**** Input records
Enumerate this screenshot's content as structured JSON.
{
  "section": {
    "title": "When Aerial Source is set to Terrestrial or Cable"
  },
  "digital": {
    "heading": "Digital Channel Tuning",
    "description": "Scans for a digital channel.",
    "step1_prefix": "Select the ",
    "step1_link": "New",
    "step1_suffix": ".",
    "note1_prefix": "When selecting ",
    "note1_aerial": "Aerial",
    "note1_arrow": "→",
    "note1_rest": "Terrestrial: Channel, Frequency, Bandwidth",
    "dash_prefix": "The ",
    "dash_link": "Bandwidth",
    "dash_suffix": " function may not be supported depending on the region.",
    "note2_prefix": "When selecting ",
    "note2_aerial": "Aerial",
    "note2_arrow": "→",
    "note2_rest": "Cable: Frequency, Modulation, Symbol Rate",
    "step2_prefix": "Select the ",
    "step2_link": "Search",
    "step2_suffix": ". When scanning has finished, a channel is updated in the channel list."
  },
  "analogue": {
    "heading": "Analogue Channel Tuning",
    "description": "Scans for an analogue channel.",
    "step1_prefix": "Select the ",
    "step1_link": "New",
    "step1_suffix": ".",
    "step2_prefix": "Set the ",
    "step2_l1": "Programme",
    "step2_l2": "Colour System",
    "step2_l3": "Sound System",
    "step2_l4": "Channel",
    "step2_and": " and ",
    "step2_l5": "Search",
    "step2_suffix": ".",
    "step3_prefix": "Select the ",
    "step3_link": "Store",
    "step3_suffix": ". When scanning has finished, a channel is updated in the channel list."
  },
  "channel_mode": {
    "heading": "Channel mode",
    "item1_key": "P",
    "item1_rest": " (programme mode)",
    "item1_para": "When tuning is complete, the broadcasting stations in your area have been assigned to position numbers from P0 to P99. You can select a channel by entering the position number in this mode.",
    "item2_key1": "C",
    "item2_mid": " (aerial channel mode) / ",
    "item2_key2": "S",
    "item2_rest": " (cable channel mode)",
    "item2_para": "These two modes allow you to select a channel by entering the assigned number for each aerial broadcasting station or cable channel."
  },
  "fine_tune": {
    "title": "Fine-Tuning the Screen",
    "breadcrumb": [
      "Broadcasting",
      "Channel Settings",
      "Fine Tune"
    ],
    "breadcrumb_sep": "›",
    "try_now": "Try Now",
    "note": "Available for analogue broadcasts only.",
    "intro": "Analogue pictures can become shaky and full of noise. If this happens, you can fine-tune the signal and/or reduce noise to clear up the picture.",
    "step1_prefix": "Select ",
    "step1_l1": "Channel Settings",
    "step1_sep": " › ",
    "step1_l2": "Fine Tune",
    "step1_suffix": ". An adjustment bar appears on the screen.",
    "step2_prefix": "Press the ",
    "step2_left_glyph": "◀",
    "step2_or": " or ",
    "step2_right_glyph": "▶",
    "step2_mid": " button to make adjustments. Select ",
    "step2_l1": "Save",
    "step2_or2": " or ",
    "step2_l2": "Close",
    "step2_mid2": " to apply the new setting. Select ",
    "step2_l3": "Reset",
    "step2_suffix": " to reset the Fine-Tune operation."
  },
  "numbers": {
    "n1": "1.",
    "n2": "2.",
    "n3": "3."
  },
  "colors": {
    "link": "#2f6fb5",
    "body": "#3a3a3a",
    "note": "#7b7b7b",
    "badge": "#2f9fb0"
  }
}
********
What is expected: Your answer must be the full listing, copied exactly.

Exercise output:
Enumerate this screenshot's content as structured JSON.
{
  "section": {
    "title": "When Aerial Source is set to Terrestrial or Cable"
  },
  "digital": {
    "heading": "Digital Channel Tuning",
    "description": "Scans for a digital channel.",
    "step1_prefix": "Select the ",
    "step1_link": "New",
    "step1_suffix": ".",
    "note1_prefix": "When selecting ",
    "note1_aerial": "Aerial",
    "note1_arrow": "→",
    "note1_rest": "Terrestrial: Channel, Frequency, Bandwidth",
    "dash_prefix": "The ",
    "dash_link": "Bandwidth",
    "dash_suffix": " function may not be supported depending on the region.",
    "note2_prefix": "When selecting ",
    "note2_aerial": "Aerial",
    "note2_arrow": "→",
    "note2_rest": "Cable: Frequency, Modulation, Symbol Rate",
    "step2_prefix": "Select the ",
    "step2_link": "Search",
    "step2_suffix": ". When scanning has finished, a channel is updated in the channel list."
  },
  "analogue": {
    "heading": "Analogue Channel Tuning",
    "description": "Scans for an analogue channel.",
    "step1_prefix": "Select the ",
    "step1_link": "New",
    "step1_suffix": ".",
    "step2_prefix": "Set the ",
    "step2_l1": "Programme",
    "step2_l2": "Colour System",
    "step2_l3": "Sound System",
    "step2_l4": "Channel",
    "step2_and": " and ",
    "step2_l5": "Search",
    "step2_suffix": ".",
    "step3_prefix": "Select the ",
    "step3_link": "Store",
    "step3_suffix": ". When scanning has finished, a channel is updated in the channel list."
  },
  "channel_mode": {
    "heading": "Channel mode",
    "item1_key": "P",
    "item1_rest": " (programme mode)",
    "item1_para": "When tuning is complete, the broadcasting stations in your area have been assigned to position numbers from P0 to P99. You can select a channel by entering the position number in this mode.",
    "item2_key1": "C",
    "item2_mid": " (aerial channel mode) / ",
    "item2_key2": "S",
    "item2_rest": " (cable channel mode)",
    "item2_para": "These two modes allow you to select a channel by entering the assigned number for each aerial broadcasting station or cable channel."
  },
  "fine_tune": {
    "title": "Fine-Tuning the Screen",
    "breadcrumb": [
      "Broadcasting",
      "Channel Settings",
      "Fine Tune"
    ],
    "breadcrumb_sep": "›",
    "try_now": "Try Now",
    "note": "Available for analogue broadcasts only.",
    "intro": "Analogue pictures can become shaky and full of noise. If this happens, you can fine-tune the signal and/or reduce noise to clear up the picture.",
    "step1_prefix": "Select ",
    "step1_l1": "Channel Settings",
    "step1_sep": " › ",
    "step1_l2": "Fine Tune",
    "step1_suffix": ". An adjustment bar appears on the screen.",
    "step2_prefix": "Press the ",
    "step2_left_glyph": "◀",
    "step2_or": " or ",
    "step2_right_glyph": "▶",
    "step2_mid": " button to make adjustments. Select ",
    "step2_l1": "Save",
    "step2_or2": " or ",
    "step2_l2": "Close",
    "step2_mid2": " to apply the new setting. Select ",
    "step2_l3": "Reset",
    "step2_suffix": " to reset the Fine-Tune operation."
  },
  "numbers": {
    "n1": "1.",
    "n2": "2.",
    "n3": "3."
  },
  "colors": {
    "link": "#2f6fb5",
    "body": "#3a3a3a",
    "note": "#7b7b7b",
    "badge": "#2f9fb0"
  }
}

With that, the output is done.